Aim of the task. Retype each entry below exactly. Do not carry any image over.

Data to examine.
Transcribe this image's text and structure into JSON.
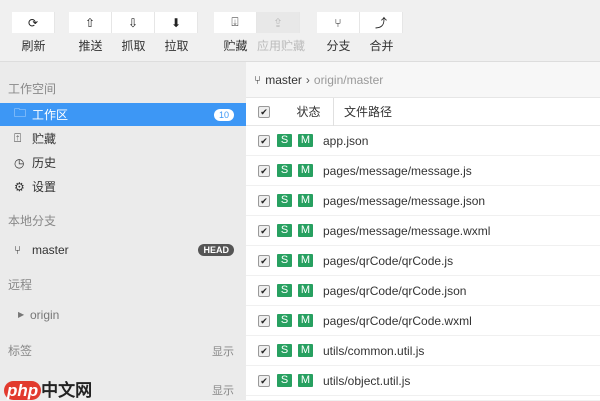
{
  "toolbar": {
    "buttons": [
      {
        "label": "刷新",
        "icon": "refresh-icon",
        "glyph": "⟳",
        "disabled": false
      },
      {
        "label": "推送",
        "icon": "push-icon",
        "glyph": "⇧",
        "disabled": false
      },
      {
        "label": "抓取",
        "icon": "fetch-icon",
        "glyph": "⇩",
        "disabled": false
      },
      {
        "label": "拉取",
        "icon": "pull-icon",
        "glyph": "⬇",
        "disabled": false
      },
      {
        "label": "贮藏",
        "icon": "stash-icon",
        "glyph": "⍗",
        "disabled": false
      },
      {
        "label": "应用贮藏",
        "icon": "apply-stash-icon",
        "glyph": "⇪",
        "disabled": true
      },
      {
        "label": "分支",
        "icon": "branch-icon",
        "glyph": "⑂",
        "disabled": false
      },
      {
        "label": "合并",
        "icon": "merge-icon",
        "glyph": "⤴",
        "disabled": false
      }
    ]
  },
  "sidebar": {
    "workspace_title": "工作空间",
    "items": [
      {
        "label": "工作区",
        "icon": "folder-icon",
        "glyph": "🗀",
        "count": "10"
      },
      {
        "label": "贮藏",
        "icon": "stash-icon",
        "glyph": "⍐"
      },
      {
        "label": "历史",
        "icon": "history-icon",
        "glyph": "◷"
      },
      {
        "label": "设置",
        "icon": "gear-icon",
        "glyph": "⚙"
      }
    ],
    "local_title": "本地分支",
    "branch": "master",
    "head": "HEAD",
    "remote_title": "远程",
    "remote": "origin",
    "tags_title": "标签",
    "show": "显示",
    "show2": "显示"
  },
  "main": {
    "branch": "master",
    "upstream": "origin/master",
    "col_status": "状态",
    "col_path": "文件路径",
    "status_s": "S",
    "status_m": "M",
    "files": [
      "app.json",
      "pages/message/message.js",
      "pages/message/message.json",
      "pages/message/message.wxml",
      "pages/qrCode/qrCode.js",
      "pages/qrCode/qrCode.json",
      "pages/qrCode/qrCode.wxml",
      "utils/common.util.js",
      "utils/object.util.js"
    ]
  },
  "watermark": {
    "php": "php",
    "text": "中文网"
  }
}
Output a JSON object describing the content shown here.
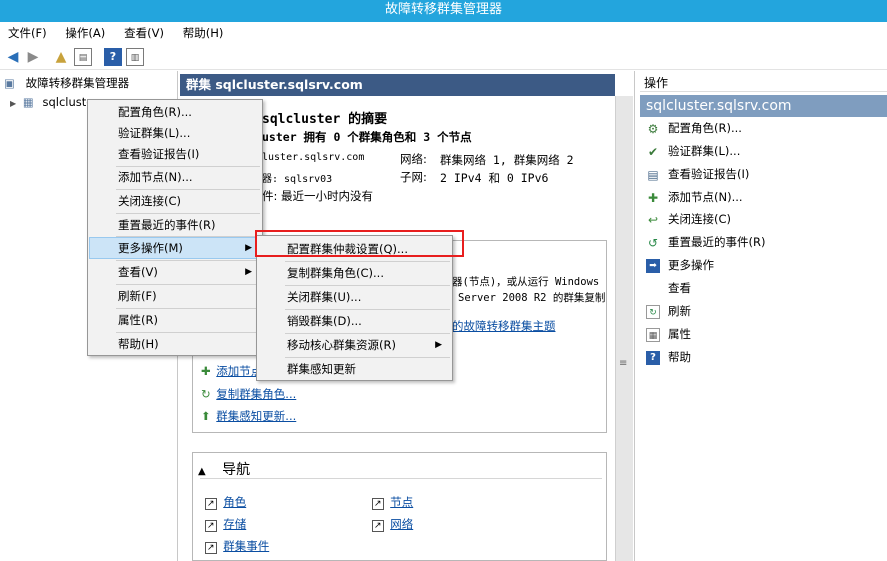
{
  "window": {
    "title": "故障转移群集管理器"
  },
  "menubar": {
    "items": [
      "文件(F)",
      "操作(A)",
      "查看(V)",
      "帮助(H)"
    ]
  },
  "tree": {
    "root": "故障转移群集管理器",
    "child": "sqlcluster"
  },
  "center": {
    "header": "群集 sqlcluster.sqlsrv.com",
    "summary_title": "sqlcluster 的摘要",
    "summary_line": "uster 拥有 0 个群集角色和 3 个节点",
    "name_value": "luster.sqlsrv.com",
    "network_label": "网络:",
    "network_value": "群集网络 1, 群集网络 2",
    "host_value": "器: sqlsrv03",
    "subnet_label": "子网:",
    "subnet_value": "2 IPv4 和 0 IPv6",
    "events_value": "件: 最近一小时内没有",
    "config_line1": "器(节点)，或从运行 Windows",
    "config_line2": "Server 2008 R2 的群集复制",
    "config_link": "的故障转移群集主题",
    "actions_links": [
      "添加节点",
      "复制群集角色...",
      "群集感知更新..."
    ],
    "nav_title": "导航",
    "nav_links": [
      "角色",
      "节点",
      "存储",
      "网络",
      "群集事件"
    ]
  },
  "actions": {
    "title": "操作",
    "subtitle": "sqlcluster.sqlsrv.com",
    "items": [
      {
        "label": "配置角色(R)...",
        "icon": "configure-role-icon"
      },
      {
        "label": "验证群集(L)...",
        "icon": "validate-icon"
      },
      {
        "label": "查看验证报告(I)",
        "icon": "report-icon"
      },
      {
        "label": "添加节点(N)...",
        "icon": "add-node-icon"
      },
      {
        "label": "关闭连接(C)",
        "icon": "close-connection-icon"
      },
      {
        "label": "重置最近的事件(R)",
        "icon": "reset-icon"
      },
      {
        "label": "更多操作",
        "icon": "more-icon"
      },
      {
        "label": "查看",
        "icon": ""
      },
      {
        "label": "刷新",
        "icon": "refresh-icon"
      },
      {
        "label": "属性",
        "icon": "properties-icon"
      },
      {
        "label": "帮助",
        "icon": "help-icon"
      }
    ]
  },
  "context_menu": {
    "items": [
      "配置角色(R)...",
      "验证群集(L)...",
      "查看验证报告(I)",
      "添加节点(N)...",
      "关闭连接(C)",
      "重置最近的事件(R)",
      "更多操作(M)",
      "查看(V)",
      "刷新(F)",
      "属性(R)",
      "帮助(H)"
    ]
  },
  "submenu": {
    "items": [
      "配置群集仲裁设置(Q)...",
      "复制群集角色(C)...",
      "关闭群集(U)...",
      "销毁群集(D)...",
      "移动核心群集资源(R)",
      "群集感知更新"
    ]
  },
  "colors": {
    "titlebar": "#23a5dd",
    "center_header": "#3c5a85",
    "actions_sub": "#7f9dbf",
    "highlight_box": "#e81e1e"
  }
}
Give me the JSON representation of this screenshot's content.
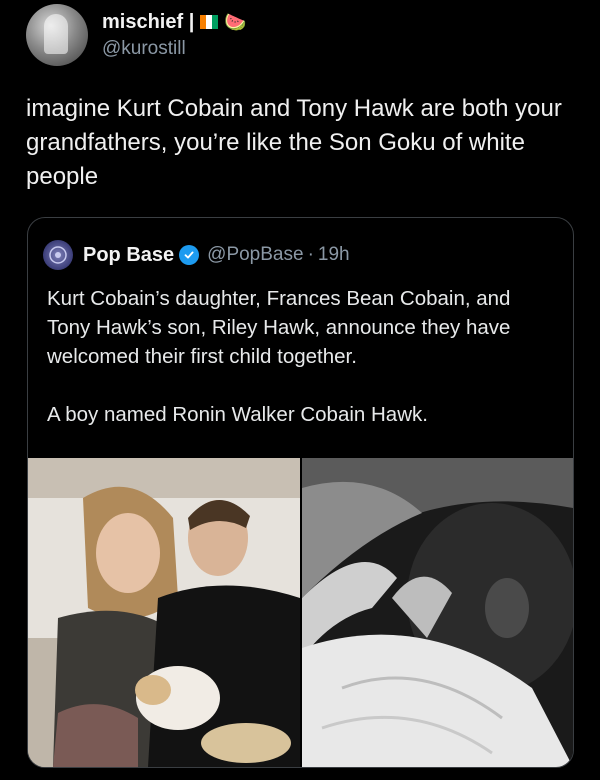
{
  "post": {
    "display_name": "mischief |",
    "handle": "@kurostill",
    "text": "imagine Kurt Cobain and Tony Hawk are both your grandfathers, you’re like the Son Goku of white people",
    "flag_colors": [
      "#f77f00",
      "#ffffff",
      "#009e60"
    ],
    "emoji": "🍉"
  },
  "quote": {
    "display_name": "Pop Base",
    "handle": "@PopBase",
    "separator": "·",
    "time": "19h",
    "verified_color": "#1d9bf0",
    "paragraph1": "Kurt Cobain’s daughter, Frances Bean Cobain, and Tony Hawk’s son, Riley Hawk, announce they have welcomed their first child together.",
    "paragraph2": "A boy named Ronin Walker Cobain Hawk."
  }
}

Reply to the task.
Transcribe this image's text and structure into JSON.
{
  "toolbar": {
    "buttons": [
      {
        "label": "刷新",
        "icon": "refresh-icon",
        "glyph": "⟳",
        "disabled": false
      },
      {
        "label": "推送",
        "icon": "push-icon",
        "glyph": "⇧",
        "disabled": false
      },
      {
        "label": "抓取",
        "icon": "fetch-icon",
        "glyph": "⇩",
        "disabled": false
      },
      {
        "label": "拉取",
        "icon": "pull-icon",
        "glyph": "⬇",
        "disabled": false
      },
      {
        "label": "贮藏",
        "icon": "stash-icon",
        "glyph": "⍗",
        "disabled": false
      },
      {
        "label": "应用贮藏",
        "icon": "apply-stash-icon",
        "glyph": "⇪",
        "disabled": true
      },
      {
        "label": "分支",
        "icon": "branch-icon",
        "glyph": "⑂",
        "disabled": false
      },
      {
        "label": "合并",
        "icon": "merge-icon",
        "glyph": "⤴",
        "disabled": false
      }
    ]
  },
  "sidebar": {
    "workspace_title": "工作空间",
    "items": [
      {
        "label": "工作区",
        "icon": "folder-icon",
        "glyph": "🗀",
        "count": "10"
      },
      {
        "label": "贮藏",
        "icon": "stash-icon",
        "glyph": "⍐"
      },
      {
        "label": "历史",
        "icon": "history-icon",
        "glyph": "◷"
      },
      {
        "label": "设置",
        "icon": "gear-icon",
        "glyph": "⚙"
      }
    ],
    "local_title": "本地分支",
    "branch": "master",
    "head": "HEAD",
    "remote_title": "远程",
    "remote": "origin",
    "tags_title": "标签",
    "show": "显示",
    "show2": "显示"
  },
  "main": {
    "branch": "master",
    "upstream": "origin/master",
    "col_status": "状态",
    "col_path": "文件路径",
    "status_s": "S",
    "status_m": "M",
    "files": [
      "app.json",
      "pages/message/message.js",
      "pages/message/message.json",
      "pages/message/message.wxml",
      "pages/qrCode/qrCode.js",
      "pages/qrCode/qrCode.json",
      "pages/qrCode/qrCode.wxml",
      "utils/common.util.js",
      "utils/object.util.js"
    ]
  },
  "watermark": {
    "php": "php",
    "text": "中文网"
  }
}
Output a JSON object describing the content shown here.
{
  "window": {
    "title": "故障转移群集管理器"
  },
  "menubar": {
    "items": [
      "文件(F)",
      "操作(A)",
      "查看(V)",
      "帮助(H)"
    ]
  },
  "tree": {
    "root": "故障转移群集管理器",
    "child": "sqlcluster"
  },
  "center": {
    "header": "群集 sqlcluster.sqlsrv.com",
    "summary_title": "sqlcluster 的摘要",
    "summary_line": "uster 拥有 0 个群集角色和 3 个节点",
    "name_value": "luster.sqlsrv.com",
    "network_label": "网络:",
    "network_value": "群集网络 1, 群集网络 2",
    "host_value": "器: sqlsrv03",
    "subnet_label": "子网:",
    "subnet_value": "2 IPv4 和 0 IPv6",
    "events_value": "件: 最近一小时内没有",
    "config_line1": "器(节点)，或从运行 Windows",
    "config_line2": "Server 2008 R2 的群集复制",
    "config_link": "的故障转移群集主题",
    "actions_links": [
      "添加节点",
      "复制群集角色...",
      "群集感知更新..."
    ],
    "nav_title": "导航",
    "nav_links": [
      "角色",
      "节点",
      "存储",
      "网络",
      "群集事件"
    ]
  },
  "actions": {
    "title": "操作",
    "subtitle": "sqlcluster.sqlsrv.com",
    "items": [
      {
        "label": "配置角色(R)...",
        "icon": "configure-role-icon"
      },
      {
        "label": "验证群集(L)...",
        "icon": "validate-icon"
      },
      {
        "label": "查看验证报告(I)",
        "icon": "report-icon"
      },
      {
        "label": "添加节点(N)...",
        "icon": "add-node-icon"
      },
      {
        "label": "关闭连接(C)",
        "icon": "close-connection-icon"
      },
      {
        "label": "重置最近的事件(R)",
        "icon": "reset-icon"
      },
      {
        "label": "更多操作",
        "icon": "more-icon"
      },
      {
        "label": "查看",
        "icon": ""
      },
      {
        "label": "刷新",
        "icon": "refresh-icon"
      },
      {
        "label": "属性",
        "icon": "properties-icon"
      },
      {
        "label": "帮助",
        "icon": "help-icon"
      }
    ]
  },
  "context_menu": {
    "items": [
      "配置角色(R)...",
      "验证群集(L)...",
      "查看验证报告(I)",
      "添加节点(N)...",
      "关闭连接(C)",
      "重置最近的事件(R)",
      "更多操作(M)",
      "查看(V)",
      "刷新(F)",
      "属性(R)",
      "帮助(H)"
    ]
  },
  "submenu": {
    "items": [
      "配置群集仲裁设置(Q)...",
      "复制群集角色(C)...",
      "关闭群集(U)...",
      "销毁群集(D)...",
      "移动核心群集资源(R)",
      "群集感知更新"
    ]
  },
  "colors": {
    "titlebar": "#23a5dd",
    "center_header": "#3c5a85",
    "actions_sub": "#7f9dbf",
    "highlight_box": "#e81e1e"
  }
}
Give me the JSON representation of this screenshot's content.
{
  "post": {
    "display_name": "mischief |",
    "handle": "@kurostill",
    "text": "imagine Kurt Cobain and Tony Hawk are both your grandfathers, you’re like the Son Goku of white people",
    "flag_colors": [
      "#f77f00",
      "#ffffff",
      "#009e60"
    ],
    "emoji": "🍉"
  },
  "quote": {
    "display_name": "Pop Base",
    "handle": "@PopBase",
    "separator": "·",
    "time": "19h",
    "verified_color": "#1d9bf0",
    "paragraph1": "Kurt Cobain’s daughter, Frances Bean Cobain, and Tony Hawk’s son, Riley Hawk, announce they have welcomed their first child together.",
    "paragraph2": "A boy named Ronin Walker Cobain Hawk."
  }
}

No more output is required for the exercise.